Return each entry unchanged.

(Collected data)
::::::
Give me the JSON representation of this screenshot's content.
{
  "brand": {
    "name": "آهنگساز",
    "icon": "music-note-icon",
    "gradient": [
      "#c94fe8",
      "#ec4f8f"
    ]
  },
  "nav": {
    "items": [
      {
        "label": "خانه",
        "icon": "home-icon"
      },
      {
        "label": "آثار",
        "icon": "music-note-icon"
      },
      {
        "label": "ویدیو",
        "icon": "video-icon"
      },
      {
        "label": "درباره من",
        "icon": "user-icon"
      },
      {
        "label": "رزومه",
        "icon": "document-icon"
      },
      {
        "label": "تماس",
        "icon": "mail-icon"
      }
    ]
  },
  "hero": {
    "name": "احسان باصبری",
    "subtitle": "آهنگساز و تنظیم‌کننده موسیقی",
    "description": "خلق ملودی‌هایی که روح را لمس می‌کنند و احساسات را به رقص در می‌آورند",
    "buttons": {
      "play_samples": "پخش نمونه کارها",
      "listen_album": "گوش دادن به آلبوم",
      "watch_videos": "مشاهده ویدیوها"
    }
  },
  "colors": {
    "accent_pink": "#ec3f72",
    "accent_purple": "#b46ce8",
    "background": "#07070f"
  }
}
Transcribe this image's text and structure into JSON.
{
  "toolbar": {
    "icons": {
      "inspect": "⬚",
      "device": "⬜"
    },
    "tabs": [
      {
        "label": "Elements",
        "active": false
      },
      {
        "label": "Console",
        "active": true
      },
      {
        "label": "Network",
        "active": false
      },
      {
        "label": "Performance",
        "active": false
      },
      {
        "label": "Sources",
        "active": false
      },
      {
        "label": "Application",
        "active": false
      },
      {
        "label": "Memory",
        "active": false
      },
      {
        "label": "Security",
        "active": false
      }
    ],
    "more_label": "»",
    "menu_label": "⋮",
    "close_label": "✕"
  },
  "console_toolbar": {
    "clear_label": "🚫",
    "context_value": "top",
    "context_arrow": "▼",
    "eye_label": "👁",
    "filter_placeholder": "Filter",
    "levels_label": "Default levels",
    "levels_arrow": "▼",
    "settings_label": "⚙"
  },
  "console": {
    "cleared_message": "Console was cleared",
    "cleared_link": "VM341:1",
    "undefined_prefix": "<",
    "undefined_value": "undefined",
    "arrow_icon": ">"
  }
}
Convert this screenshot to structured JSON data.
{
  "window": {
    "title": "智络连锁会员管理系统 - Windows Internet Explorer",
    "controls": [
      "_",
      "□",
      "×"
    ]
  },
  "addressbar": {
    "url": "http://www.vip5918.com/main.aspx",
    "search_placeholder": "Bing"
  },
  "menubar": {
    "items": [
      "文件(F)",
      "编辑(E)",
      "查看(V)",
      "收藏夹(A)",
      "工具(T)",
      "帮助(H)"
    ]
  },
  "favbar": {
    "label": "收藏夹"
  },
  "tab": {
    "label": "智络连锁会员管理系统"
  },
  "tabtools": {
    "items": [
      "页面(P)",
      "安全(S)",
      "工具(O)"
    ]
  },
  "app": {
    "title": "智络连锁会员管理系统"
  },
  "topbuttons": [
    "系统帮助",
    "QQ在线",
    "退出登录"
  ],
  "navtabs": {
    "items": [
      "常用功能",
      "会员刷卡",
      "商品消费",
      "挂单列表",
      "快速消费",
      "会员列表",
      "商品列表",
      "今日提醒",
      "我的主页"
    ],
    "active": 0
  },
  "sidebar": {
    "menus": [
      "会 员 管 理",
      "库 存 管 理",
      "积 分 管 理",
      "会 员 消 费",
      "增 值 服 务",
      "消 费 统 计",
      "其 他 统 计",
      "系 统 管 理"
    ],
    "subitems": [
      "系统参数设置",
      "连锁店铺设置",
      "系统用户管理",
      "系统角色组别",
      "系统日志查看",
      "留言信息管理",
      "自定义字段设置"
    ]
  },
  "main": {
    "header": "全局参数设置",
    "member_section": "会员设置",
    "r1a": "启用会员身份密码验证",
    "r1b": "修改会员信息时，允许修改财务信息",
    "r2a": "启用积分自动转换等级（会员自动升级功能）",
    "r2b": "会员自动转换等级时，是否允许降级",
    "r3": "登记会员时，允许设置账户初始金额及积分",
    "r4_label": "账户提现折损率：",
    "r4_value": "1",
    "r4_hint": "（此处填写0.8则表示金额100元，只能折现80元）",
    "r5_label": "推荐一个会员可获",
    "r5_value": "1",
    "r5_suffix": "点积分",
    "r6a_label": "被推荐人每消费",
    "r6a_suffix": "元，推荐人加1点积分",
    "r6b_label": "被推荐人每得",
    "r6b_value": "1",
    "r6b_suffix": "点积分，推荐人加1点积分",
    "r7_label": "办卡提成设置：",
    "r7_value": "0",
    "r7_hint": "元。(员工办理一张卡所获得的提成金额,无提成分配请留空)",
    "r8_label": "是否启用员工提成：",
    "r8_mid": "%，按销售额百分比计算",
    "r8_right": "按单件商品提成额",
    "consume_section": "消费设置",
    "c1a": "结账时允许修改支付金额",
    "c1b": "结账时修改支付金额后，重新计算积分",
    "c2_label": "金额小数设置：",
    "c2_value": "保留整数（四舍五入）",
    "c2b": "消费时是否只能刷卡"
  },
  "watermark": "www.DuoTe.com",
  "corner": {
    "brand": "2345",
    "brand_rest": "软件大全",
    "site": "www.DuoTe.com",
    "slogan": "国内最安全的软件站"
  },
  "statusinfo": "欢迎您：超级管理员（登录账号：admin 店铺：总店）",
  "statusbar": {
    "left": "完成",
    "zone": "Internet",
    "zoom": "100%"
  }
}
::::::
» **RESULT OF THE TASK**
Give me the JSON representation of this screenshot's content.
{
  "brand": {
    "name": "آهنگساز",
    "icon": "music-note-icon",
    "gradient": [
      "#c94fe8",
      "#ec4f8f"
    ]
  },
  "nav": {
    "items": [
      {
        "label": "خانه",
        "icon": "home-icon"
      },
      {
        "label": "آثار",
        "icon": "music-note-icon"
      },
      {
        "label": "ویدیو",
        "icon": "video-icon"
      },
      {
        "label": "درباره من",
        "icon": "user-icon"
      },
      {
        "label": "رزومه",
        "icon": "document-icon"
      },
      {
        "label": "تماس",
        "icon": "mail-icon"
      }
    ]
  },
  "hero": {
    "name": "احسان باصبری",
    "subtitle": "آهنگساز و تنظیم‌کننده موسیقی",
    "description": "خلق ملودی‌هایی که روح را لمس می‌کنند و احساسات را به رقص در می‌آورند",
    "buttons": {
      "play_samples": "پخش نمونه کارها",
      "listen_album": "گوش دادن به آلبوم",
      "watch_videos": "مشاهده ویدیوها"
    }
  },
  "colors": {
    "accent_pink": "#ec3f72",
    "accent_purple": "#b46ce8",
    "background": "#07070f"
  }
}
Transcribe this image's text and structure into JSON.
{
  "toolbar": {
    "icons": {
      "inspect": "⬚",
      "device": "⬜"
    },
    "tabs": [
      {
        "label": "Elements",
        "active": false
      },
      {
        "label": "Console",
        "active": true
      },
      {
        "label": "Network",
        "active": false
      },
      {
        "label": "Performance",
        "active": false
      },
      {
        "label": "Sources",
        "active": false
      },
      {
        "label": "Application",
        "active": false
      },
      {
        "label": "Memory",
        "active": false
      },
      {
        "label": "Security",
        "active": false
      }
    ],
    "more_label": "»",
    "menu_label": "⋮",
    "close_label": "✕"
  },
  "console_toolbar": {
    "clear_label": "🚫",
    "context_value": "top",
    "context_arrow": "▼",
    "eye_label": "👁",
    "filter_placeholder": "Filter",
    "levels_label": "Default levels",
    "levels_arrow": "▼",
    "settings_label": "⚙"
  },
  "console": {
    "cleared_message": "Console was cleared",
    "cleared_link": "VM341:1",
    "undefined_prefix": "<",
    "undefined_value": "undefined",
    "arrow_icon": ">"
  }
}
Convert this screenshot to structured JSON data.
{
  "window": {
    "title": "智络连锁会员管理系统 - Windows Internet Explorer",
    "controls": [
      "_",
      "□",
      "×"
    ]
  },
  "addressbar": {
    "url": "http://www.vip5918.com/main.aspx",
    "search_placeholder": "Bing"
  },
  "menubar": {
    "items": [
      "文件(F)",
      "编辑(E)",
      "查看(V)",
      "收藏夹(A)",
      "工具(T)",
      "帮助(H)"
    ]
  },
  "favbar": {
    "label": "收藏夹"
  },
  "tab": {
    "label": "智络连锁会员管理系统"
  },
  "tabtools": {
    "items": [
      "页面(P)",
      "安全(S)",
      "工具(O)"
    ]
  },
  "app": {
    "title": "智络连锁会员管理系统"
  },
  "topbuttons": [
    "系统帮助",
    "QQ在线",
    "退出登录"
  ],
  "navtabs": {
    "items": [
      "常用功能",
      "会员刷卡",
      "商品消费",
      "挂单列表",
      "快速消费",
      "会员列表",
      "商品列表",
      "今日提醒",
      "我的主页"
    ],
    "active": 0
  },
  "sidebar": {
    "menus": [
      "会 员 管 理",
      "库 存 管 理",
      "积 分 管 理",
      "会 员 消 费",
      "增 值 服 务",
      "消 费 统 计",
      "其 他 统 计",
      "系 统 管 理"
    ],
    "subitems": [
      "系统参数设置",
      "连锁店铺设置",
      "系统用户管理",
      "系统角色组别",
      "系统日志查看",
      "留言信息管理",
      "自定义字段设置"
    ]
  },
  "main": {
    "header": "全局参数设置",
    "member_section": "会员设置",
    "r1a": "启用会员身份密码验证",
    "r1b": "修改会员信息时，允许修改财务信息",
    "r2a": "启用积分自动转换等级（会员自动升级功能）",
    "r2b": "会员自动转换等级时，是否允许降级",
    "r3": "登记会员时，允许设置账户初始金额及积分",
    "r4_label": "账户提现折损率：",
    "r4_value": "1",
    "r4_hint": "（此处填写0.8则表示金额100元，只能折现80元）",
    "r5_label": "推荐一个会员可获",
    "r5_value": "1",
    "r5_suffix": "点积分",
    "r6a_label": "被推荐人每消费",
    "r6a_suffix": "元，推荐人加1点积分",
    "r6b_label": "被推荐人每得",
    "r6b_value": "1",
    "r6b_suffix": "点积分，推荐人加1点积分",
    "r7_label": "办卡提成设置：",
    "r7_value": "0",
    "r7_hint": "元。(员工办理一张卡所获得的提成金额,无提成分配请留空)",
    "r8_label": "是否启用员工提成：",
    "r8_mid": "%，按销售额百分比计算",
    "r8_right": "按单件商品提成额",
    "consume_section": "消费设置",
    "c1a": "结账时允许修改支付金额",
    "c1b": "结账时修改支付金额后，重新计算积分",
    "c2_label": "金额小数设置：",
    "c2_value": "保留整数（四舍五入）",
    "c2b": "消费时是否只能刷卡"
  },
  "watermark": "www.DuoTe.com",
  "corner": {
    "brand": "2345",
    "brand_rest": "软件大全",
    "site": "www.DuoTe.com",
    "slogan": "国内最安全的软件站"
  },
  "statusinfo": "欢迎您：超级管理员（登录账号：admin 店铺：总店）",
  "statusbar": {
    "left": "完成",
    "zone": "Internet",
    "zoom": "100%"
  }
}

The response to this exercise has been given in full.